▶ _Problem description_:
For the records below, give the number of lines where the string "keyword" occurs. Include nothing else.

________________________________________

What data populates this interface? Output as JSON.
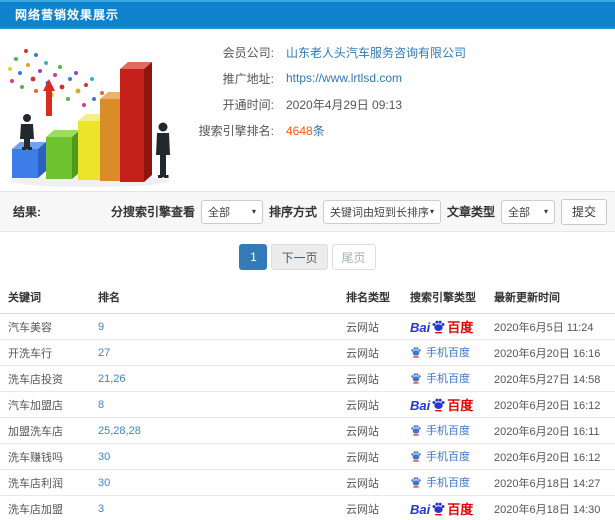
{
  "header": {
    "title": "网络营销效果展示"
  },
  "info": {
    "company_label": "会员公司:",
    "company_value": "山东老人头汽车服务咨询有限公司",
    "url_label": "推广地址:",
    "url_value": "https://www.lrtlsd.com",
    "opened_label": "开通时间:",
    "opened_value": "2020年4月29日 09:13",
    "rank_count_label": "搜索引擎排名:",
    "rank_count_value": "4648",
    "rank_count_unit": "条"
  },
  "filters": {
    "section_label": "结果:",
    "engine_label": "分搜索引擎查看",
    "engine_value": "全部",
    "sort_label": "排序方式",
    "sort_value": "关键词由短到长排序",
    "article_label": "文章类型",
    "article_value": "全部",
    "submit_label": "提交",
    "chevron": "▾"
  },
  "pagination": {
    "current": "1",
    "next_label": "下一页",
    "last_label": "尾页"
  },
  "logos": {
    "baidu_prefix": "Bai",
    "baidu_suffix": "百度",
    "mobile_baidu_label": "手机百度"
  },
  "table": {
    "headers": [
      "关键词",
      "排名",
      "排名类型",
      "搜索引擎类型",
      "最新更新时间"
    ],
    "rows": [
      {
        "keyword": "汽车美容",
        "rank": "9",
        "rank_type": "云网站",
        "engine": "baidu",
        "updated": "2020年6月5日 11:24"
      },
      {
        "keyword": "开洗车行",
        "rank": "27",
        "rank_type": "云网站",
        "engine": "mobile",
        "updated": "2020年6月20日 16:16"
      },
      {
        "keyword": "洗车店投资",
        "rank": "21,26",
        "rank_type": "云网站",
        "engine": "mobile",
        "updated": "2020年5月27日 14:58"
      },
      {
        "keyword": "汽车加盟店",
        "rank": "8",
        "rank_type": "云网站",
        "engine": "baidu",
        "updated": "2020年6月20日 16:12"
      },
      {
        "keyword": "加盟洗车店",
        "rank": "25,28,28",
        "rank_type": "云网站",
        "engine": "mobile",
        "updated": "2020年6月20日 16:11"
      },
      {
        "keyword": "洗车赚钱吗",
        "rank": "30",
        "rank_type": "云网站",
        "engine": "mobile",
        "updated": "2020年6月20日 16:12"
      },
      {
        "keyword": "洗车店利润",
        "rank": "30",
        "rank_type": "云网站",
        "engine": "mobile",
        "updated": "2020年6月18日 14:27"
      },
      {
        "keyword": "洗车店加盟",
        "rank": "3",
        "rank_type": "云网站",
        "engine": "baidu",
        "updated": "2020年6月18日 14:30"
      }
    ]
  },
  "colors": {
    "header_bg": "#0e82cd",
    "link_blue": "#2e79b8",
    "highlight_orange": "#ff5a00",
    "active_page_blue": "#337ab7",
    "baidu_blue": "#2534dd",
    "baidu_red": "#e10601",
    "mobile_badge_blue": "#3f76c8"
  }
}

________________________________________

▶ _Exercise solution_:
8